This week’s selection is a collection of flexible clothing by Maja Milinić-Bogdanović.
Ms. Milinić-Bogdanović is currently M.A. Professor at Belgrade Polytechnics’ College of Professional Studies, finishing her PhD in Applied Arts. One of her collections, entitled “Design of Textile Flexible Materials with Application of Additive Manufacturing”, was in fact made with desktop 3D printing technology.
Milinić-Bogdanović explains the works:
“It is inspired with Word of Fractals, Biomimicry, the Beautiful Nature and solutions that it creates. These natural elements were applied here in the context of contemporary textile and fashion design. Textile plays an important role in the development of multidisciplinary areas that arise in the processes of pursuing and applying new technologies and the research and reconsideration of the artistic and aesthetic values of structures of textile surfaces.
The aim of this work is the affirmation of Additive Manufacturing in textile design, by creating wearable materials with use of FDM technology.”
The collection contains several elements, including blouses, coats, a dress, pelerines (cape collars) and a shirt.
Milinić-Bogdanović used fractals, chaos theory and tree leaf patterns to generate the 3D models used in the collection.
The material used to produce the collection’s items was the flexible TPU material NinjaFlex, which can be tricky to 3D print. Milinić-Bogdanović explains that this flexible material was required because the stresses caused when wearing clothing require repeated movement and elongation; more rigid materials would likely crack, even if they do bend somewhat when printed at small thicknesses.
The most surprising aspect of the project was the machine on which the collection was 3D printed: a basic Printrbot Play. This is a small, inexpensive desktop device that one might suspect could not produce a comprehensive project like this collection.
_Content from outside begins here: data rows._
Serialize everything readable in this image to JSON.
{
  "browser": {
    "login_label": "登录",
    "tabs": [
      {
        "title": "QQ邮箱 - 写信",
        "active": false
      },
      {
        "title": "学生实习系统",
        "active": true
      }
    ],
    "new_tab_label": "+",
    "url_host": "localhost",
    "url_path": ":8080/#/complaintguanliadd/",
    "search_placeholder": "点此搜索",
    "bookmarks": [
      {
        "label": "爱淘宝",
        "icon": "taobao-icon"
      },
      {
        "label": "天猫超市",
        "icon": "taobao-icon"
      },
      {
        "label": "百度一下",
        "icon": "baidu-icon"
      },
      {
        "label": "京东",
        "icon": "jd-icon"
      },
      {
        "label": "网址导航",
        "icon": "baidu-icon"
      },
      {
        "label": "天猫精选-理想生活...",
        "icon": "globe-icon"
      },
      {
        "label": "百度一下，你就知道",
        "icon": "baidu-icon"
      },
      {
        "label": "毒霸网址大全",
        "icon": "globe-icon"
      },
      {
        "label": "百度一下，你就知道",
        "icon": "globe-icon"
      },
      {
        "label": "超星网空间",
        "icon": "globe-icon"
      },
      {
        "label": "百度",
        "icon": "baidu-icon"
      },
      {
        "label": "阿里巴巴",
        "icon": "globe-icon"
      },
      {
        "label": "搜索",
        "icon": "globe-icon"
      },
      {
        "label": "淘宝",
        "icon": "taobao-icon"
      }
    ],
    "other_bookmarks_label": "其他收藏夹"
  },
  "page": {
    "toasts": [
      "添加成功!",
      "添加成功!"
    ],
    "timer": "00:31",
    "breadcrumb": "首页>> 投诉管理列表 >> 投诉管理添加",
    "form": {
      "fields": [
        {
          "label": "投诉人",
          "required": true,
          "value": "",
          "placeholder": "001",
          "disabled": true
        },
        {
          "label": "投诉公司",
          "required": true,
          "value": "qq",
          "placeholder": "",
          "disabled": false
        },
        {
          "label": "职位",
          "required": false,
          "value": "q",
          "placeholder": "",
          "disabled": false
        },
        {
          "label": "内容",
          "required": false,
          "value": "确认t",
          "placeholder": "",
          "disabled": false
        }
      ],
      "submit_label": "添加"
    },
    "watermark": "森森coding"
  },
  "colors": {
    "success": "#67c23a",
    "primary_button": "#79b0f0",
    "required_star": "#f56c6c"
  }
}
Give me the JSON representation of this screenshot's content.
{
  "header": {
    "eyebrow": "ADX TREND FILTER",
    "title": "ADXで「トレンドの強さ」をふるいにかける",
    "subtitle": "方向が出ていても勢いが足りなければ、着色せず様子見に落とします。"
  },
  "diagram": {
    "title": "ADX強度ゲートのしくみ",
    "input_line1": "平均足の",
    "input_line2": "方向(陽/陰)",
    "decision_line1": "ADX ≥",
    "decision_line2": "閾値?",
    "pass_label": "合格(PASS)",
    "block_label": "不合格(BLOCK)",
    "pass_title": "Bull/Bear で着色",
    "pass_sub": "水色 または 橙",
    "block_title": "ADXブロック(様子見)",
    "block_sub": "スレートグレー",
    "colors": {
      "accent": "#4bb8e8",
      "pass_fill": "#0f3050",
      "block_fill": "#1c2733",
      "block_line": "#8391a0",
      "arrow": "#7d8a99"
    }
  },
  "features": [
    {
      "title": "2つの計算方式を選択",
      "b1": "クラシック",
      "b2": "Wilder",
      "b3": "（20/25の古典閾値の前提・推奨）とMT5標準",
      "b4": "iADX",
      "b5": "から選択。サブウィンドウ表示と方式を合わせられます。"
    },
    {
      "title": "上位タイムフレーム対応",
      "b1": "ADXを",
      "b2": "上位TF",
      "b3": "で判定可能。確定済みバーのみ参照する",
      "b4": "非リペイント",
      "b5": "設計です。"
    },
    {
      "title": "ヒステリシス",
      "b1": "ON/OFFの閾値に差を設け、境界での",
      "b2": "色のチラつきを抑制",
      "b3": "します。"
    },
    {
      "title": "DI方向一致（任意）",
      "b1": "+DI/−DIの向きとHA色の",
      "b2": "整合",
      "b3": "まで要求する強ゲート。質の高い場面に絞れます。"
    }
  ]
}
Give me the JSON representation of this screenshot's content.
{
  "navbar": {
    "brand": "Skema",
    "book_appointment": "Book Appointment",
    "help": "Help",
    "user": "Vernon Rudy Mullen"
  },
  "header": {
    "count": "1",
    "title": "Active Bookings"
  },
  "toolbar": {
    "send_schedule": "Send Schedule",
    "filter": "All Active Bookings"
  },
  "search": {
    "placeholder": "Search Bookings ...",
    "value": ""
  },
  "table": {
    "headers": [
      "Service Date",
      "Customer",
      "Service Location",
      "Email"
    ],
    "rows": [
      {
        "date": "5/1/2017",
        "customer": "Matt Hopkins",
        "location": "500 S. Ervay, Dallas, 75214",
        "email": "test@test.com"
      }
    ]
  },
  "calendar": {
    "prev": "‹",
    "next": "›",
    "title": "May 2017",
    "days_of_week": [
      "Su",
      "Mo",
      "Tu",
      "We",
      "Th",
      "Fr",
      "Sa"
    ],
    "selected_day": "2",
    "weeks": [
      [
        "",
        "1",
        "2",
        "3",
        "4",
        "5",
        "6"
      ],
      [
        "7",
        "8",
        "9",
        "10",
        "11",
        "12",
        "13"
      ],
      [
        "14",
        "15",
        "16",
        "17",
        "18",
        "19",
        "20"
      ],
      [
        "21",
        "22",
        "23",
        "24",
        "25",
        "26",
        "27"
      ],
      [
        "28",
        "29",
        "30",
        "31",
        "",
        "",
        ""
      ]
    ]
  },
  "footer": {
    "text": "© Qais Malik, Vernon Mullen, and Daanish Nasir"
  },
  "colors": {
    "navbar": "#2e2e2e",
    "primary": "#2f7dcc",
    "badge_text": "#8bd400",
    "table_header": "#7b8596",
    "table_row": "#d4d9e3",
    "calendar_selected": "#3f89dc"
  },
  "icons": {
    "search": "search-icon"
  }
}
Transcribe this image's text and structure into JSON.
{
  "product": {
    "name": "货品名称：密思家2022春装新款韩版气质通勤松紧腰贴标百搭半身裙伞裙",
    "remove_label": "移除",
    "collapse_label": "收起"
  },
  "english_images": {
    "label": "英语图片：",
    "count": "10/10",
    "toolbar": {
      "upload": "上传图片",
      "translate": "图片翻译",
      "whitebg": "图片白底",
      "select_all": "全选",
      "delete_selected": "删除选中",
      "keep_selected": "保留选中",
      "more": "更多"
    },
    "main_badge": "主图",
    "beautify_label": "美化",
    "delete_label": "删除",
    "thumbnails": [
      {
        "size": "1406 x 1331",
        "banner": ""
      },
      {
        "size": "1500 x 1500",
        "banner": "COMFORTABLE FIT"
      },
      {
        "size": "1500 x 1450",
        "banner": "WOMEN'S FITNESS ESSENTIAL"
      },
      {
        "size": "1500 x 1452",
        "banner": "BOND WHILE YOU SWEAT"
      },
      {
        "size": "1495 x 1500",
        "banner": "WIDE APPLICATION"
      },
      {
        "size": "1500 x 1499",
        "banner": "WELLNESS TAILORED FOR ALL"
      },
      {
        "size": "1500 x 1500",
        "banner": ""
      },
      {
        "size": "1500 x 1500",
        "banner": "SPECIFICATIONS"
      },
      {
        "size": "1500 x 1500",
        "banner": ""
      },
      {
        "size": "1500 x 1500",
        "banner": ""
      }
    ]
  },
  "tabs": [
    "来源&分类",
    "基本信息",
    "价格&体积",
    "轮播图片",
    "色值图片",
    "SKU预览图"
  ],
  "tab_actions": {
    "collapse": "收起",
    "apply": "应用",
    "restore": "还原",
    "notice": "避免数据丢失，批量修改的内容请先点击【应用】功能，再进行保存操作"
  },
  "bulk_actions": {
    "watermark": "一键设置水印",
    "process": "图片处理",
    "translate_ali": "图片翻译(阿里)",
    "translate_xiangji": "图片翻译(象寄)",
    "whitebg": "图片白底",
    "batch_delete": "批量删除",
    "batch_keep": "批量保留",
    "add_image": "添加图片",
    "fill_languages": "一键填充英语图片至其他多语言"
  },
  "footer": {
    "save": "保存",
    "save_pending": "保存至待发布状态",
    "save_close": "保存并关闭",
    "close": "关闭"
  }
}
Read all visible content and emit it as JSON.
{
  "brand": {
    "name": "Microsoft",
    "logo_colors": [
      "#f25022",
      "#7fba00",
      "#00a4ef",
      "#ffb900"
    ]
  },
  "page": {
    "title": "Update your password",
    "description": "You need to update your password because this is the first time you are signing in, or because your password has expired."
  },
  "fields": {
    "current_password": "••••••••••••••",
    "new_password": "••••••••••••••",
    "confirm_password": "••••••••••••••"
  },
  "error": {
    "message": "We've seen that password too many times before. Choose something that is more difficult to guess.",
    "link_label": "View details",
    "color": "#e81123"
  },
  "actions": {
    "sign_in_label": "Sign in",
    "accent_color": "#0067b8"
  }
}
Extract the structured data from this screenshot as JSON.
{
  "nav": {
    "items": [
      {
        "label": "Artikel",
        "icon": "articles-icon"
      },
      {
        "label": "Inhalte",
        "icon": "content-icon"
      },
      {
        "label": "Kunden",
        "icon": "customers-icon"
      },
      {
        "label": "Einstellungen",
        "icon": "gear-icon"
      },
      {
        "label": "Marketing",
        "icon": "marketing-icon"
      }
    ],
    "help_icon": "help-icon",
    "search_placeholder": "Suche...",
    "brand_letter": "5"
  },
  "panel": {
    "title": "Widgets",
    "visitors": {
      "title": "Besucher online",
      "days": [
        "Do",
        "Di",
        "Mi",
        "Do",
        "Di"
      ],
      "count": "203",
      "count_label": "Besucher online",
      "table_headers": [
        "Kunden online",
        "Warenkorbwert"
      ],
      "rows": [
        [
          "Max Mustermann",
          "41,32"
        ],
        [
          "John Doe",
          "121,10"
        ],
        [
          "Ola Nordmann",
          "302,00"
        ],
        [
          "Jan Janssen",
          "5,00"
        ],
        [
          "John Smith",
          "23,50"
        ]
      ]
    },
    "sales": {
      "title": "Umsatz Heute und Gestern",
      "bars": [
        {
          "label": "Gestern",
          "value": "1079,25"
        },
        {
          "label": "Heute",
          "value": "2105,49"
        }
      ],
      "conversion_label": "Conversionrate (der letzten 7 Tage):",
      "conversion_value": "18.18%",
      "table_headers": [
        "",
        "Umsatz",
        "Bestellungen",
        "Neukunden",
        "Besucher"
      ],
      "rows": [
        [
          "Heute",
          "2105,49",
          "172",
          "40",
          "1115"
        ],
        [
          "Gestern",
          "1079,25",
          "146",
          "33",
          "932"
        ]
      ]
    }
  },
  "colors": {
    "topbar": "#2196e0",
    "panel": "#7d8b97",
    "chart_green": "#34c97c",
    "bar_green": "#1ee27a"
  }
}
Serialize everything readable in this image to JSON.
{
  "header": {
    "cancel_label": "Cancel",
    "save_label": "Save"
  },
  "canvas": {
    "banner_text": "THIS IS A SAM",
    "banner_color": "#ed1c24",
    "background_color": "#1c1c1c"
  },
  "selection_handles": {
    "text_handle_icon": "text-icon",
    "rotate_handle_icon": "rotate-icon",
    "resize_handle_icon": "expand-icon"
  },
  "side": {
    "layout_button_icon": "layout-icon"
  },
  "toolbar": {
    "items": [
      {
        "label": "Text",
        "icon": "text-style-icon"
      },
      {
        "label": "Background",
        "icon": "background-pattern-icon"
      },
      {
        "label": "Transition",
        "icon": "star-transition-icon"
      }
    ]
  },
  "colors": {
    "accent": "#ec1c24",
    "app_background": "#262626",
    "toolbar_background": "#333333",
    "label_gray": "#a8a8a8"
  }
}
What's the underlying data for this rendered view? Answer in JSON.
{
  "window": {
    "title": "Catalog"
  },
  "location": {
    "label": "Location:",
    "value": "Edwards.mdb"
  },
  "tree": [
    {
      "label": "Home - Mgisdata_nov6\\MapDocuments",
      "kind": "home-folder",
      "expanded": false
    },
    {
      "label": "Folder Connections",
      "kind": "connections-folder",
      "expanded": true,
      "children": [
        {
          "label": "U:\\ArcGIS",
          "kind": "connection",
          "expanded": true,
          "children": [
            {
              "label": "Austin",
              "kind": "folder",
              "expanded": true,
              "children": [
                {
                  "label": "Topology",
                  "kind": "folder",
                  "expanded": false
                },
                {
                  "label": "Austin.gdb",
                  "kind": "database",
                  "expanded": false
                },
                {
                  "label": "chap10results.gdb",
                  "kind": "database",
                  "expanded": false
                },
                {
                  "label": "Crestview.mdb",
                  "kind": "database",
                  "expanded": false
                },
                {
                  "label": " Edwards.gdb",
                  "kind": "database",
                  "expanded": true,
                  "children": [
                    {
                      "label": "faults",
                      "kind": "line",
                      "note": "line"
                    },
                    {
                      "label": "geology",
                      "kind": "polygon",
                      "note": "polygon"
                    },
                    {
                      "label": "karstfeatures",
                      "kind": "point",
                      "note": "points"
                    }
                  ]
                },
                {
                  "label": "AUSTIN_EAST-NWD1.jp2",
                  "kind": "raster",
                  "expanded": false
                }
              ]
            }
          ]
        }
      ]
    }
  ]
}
Its build volume is a mere 100 x 100 x 100 mm.
However, Milinić-Bogdanović was able to produce smaller pieces which were then joined together after 3D printing to complete the larger works, which were done in black and white colors.
Milinić-Bogdanović says the works are not for sale and exist for exhibition and inspiration.